Once my map was cut out, I attached it to a piece of white cotton fabric that I had previously stretched across the back of a barn-wood frame and secured with staples. I just had to center my map and hot glue it onto the fabric.

For a personal touch, I added heart-topped pins to the map in places that are near and dear to our hearts. For the heart-topped pins I just hot glued tiny wool felt hearts to each pinhead.

If you feel a little nervous about putting something as wild as an animal print on a wall in your home, don't worry.  I heard that leopard is a new "classic" print.

Wednesday, October 2, 2013

Free Fall Pumpkin Embroidery Pattern

I stitched up a fall embroidery for the Mama Do That shop and decided to make a free fall pumpkin pattern similar to the embroidery that I am selling.  Want to make one?!

Just print the pattern at the bottom of the page and transfer it onto fabric using a transfer pen or pencil.

Place your fabric into an embroidery hoop and start stitching!  If you need help getting started on your embroidery, you can follow the instructions on this backstitch tutorial.

Tuesday, October 1, 2013

Homespun Homeschool: 3 Reasons Why We Don't Have a TV

Where we live we seem to be an anomaly.  We choose not to have a television.

Here are three reasons why we don't have a TV:

1.  Exposure: There are things on TV that I just don't want my kids to see or hear.  

We recently went to the dentist.  Our dentist, like most, has televisions on the ceiling to distract the patients while getting their teeth cleaned.  I was asked if Ev could watch TV while getting her dental work done.  I said it was fine, so the hygienist found a cartoon for Ev to watch.  That didn't seem like a big deal to me. We don't ban TV altogether.

However, in the 10 minutes that she watched TV at the dentist's office, she was exposed to about twelve words that we don't use in our home. They aren't horrible words, but words that we don't want our 7 year old and 3 year old saying.  

I want to be the one that filters my kids' world experience right now.  They are little and I want to protect them.

That being said, I do see the importance of my kids gaining their own filtration system.  What I mean by that is that I would like my kids to govern themselves when I'm not around. When there is something on TV or on the computer that is not appropriate, I want them to choose to turn it off.

We work on this skill right now even though we don't have a television.  We are honest about what is available on the Internet (I do let me kids play games online).  We have told them, even though they are young, that some people put inappropriate pictures, videos, and stories online.  We have also discussed with them that if they happen upon these things they close the computer, walk away and come talk to us (their parents).

2. Time: There are too many good things to do besides watch TV.

Television can be a huge time waster.  Believe me, I know.  I have been caught in the TV trap.  You sit down to watch TV just for a few minutes.  You just need a little break from reality so you can conquer the rest of your day.  Before you know it, the rest of your day has been conquered by the four reality TV shows you just finished watching.  Oh boy.

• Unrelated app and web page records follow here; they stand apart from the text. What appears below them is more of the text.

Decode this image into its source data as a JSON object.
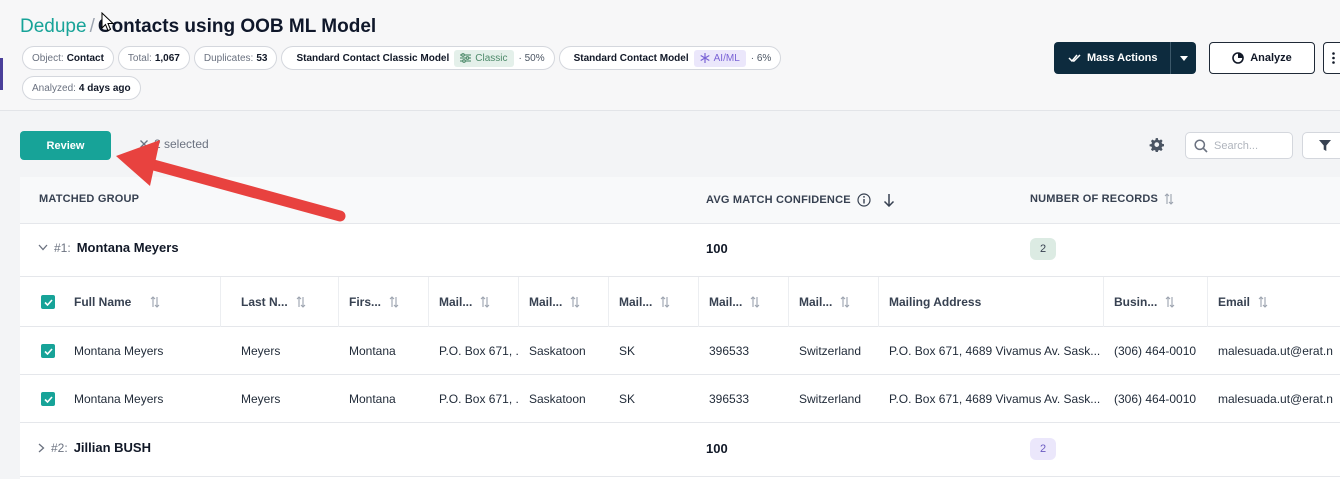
{
  "header": {
    "breadcrumb": "Dedupe",
    "separator": "/",
    "title": "Contacts using OOB ML Model",
    "chips": {
      "object_label": "Object:",
      "object_value": "Contact",
      "total_label": "Total:",
      "total_value": "1,067",
      "duplicates_label": "Duplicates:",
      "duplicates_value": "53",
      "model1_name": "Standard Contact Classic Model",
      "model1_tag": "Classic",
      "model1_pct": "· 50%",
      "model2_name": "Standard Contact Model",
      "model2_tag": "AI/ML",
      "model2_pct": "· 6%",
      "analyzed_label": "Analyzed:",
      "analyzed_value": "4 days ago"
    },
    "actions": {
      "mass_actions": "Mass Actions",
      "analyze": "Analyze"
    }
  },
  "toolbar": {
    "review": "Review",
    "selected": "2 selected",
    "search_placeholder": "Search..."
  },
  "table": {
    "columns": {
      "matched_group": "MATCHED GROUP",
      "avg_match_confidence": "AVG MATCH CONFIDENCE",
      "number_of_records": "NUMBER OF RECORDS"
    },
    "groups": [
      {
        "num": "#1:",
        "name": "Montana Meyers",
        "confidence": "100",
        "count": "2"
      },
      {
        "num": "#2:",
        "name": "Jillian BUSH",
        "confidence": "100",
        "count": "2"
      }
    ],
    "sub_columns": [
      "Full Name",
      "Last N...",
      "Firs...",
      "Mail...",
      "Mail...",
      "Mail...",
      "Mail...",
      "Mail...",
      "Mailing Address",
      "Busin...",
      "Email"
    ],
    "rows": [
      [
        "Montana Meyers",
        "Meyers",
        "Montana",
        "P.O. Box 671, ...",
        "Saskatoon",
        "SK",
        "396533",
        "Switzerland",
        "P.O. Box 671, 4689 Vivamus Av. Sask...",
        "(306) 464-0010",
        "malesuada.ut@erat.n"
      ],
      [
        "Montana Meyers",
        "Meyers",
        "Montana",
        "P.O. Box 671, ...",
        "Saskatoon",
        "SK",
        "396533",
        "Switzerland",
        "P.O. Box 671, 4689 Vivamus Av. Sask...",
        "(306) 464-0010",
        "malesuada.ut@erat.n"
      ]
    ]
  },
  "colors": {
    "accent": "#17a398",
    "navy": "#0d2b3e",
    "arrow": "#e8423f"
  }
}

Especially now that I am a mom, and a home-school mom at that, there are too many things to do in the day to include television into my schedule. And there too many fun things for my kids to do and experience to have the TV going all day long.

Don't get me wrong, my husband and I will watch movies three or four times a month, but having some sort of show running half the day seems to fill life with unimportant things.

3.  Guilt: It's too much for me.

I won't lie, part of this no-TV thing is kind of selfish.  I feel so much guilt when my kids waste the day away watching TV or playing games on the computer.  If TV is not even an option on our home, then I don't have to feel an internal struggle wondering if my kids are rotting their brains out watching the adventures of a yellow sponge in short shorts.

So there you have it.  I'm not sure how long we'll go without a television, but we have lived without one for the last three years and have not missed it.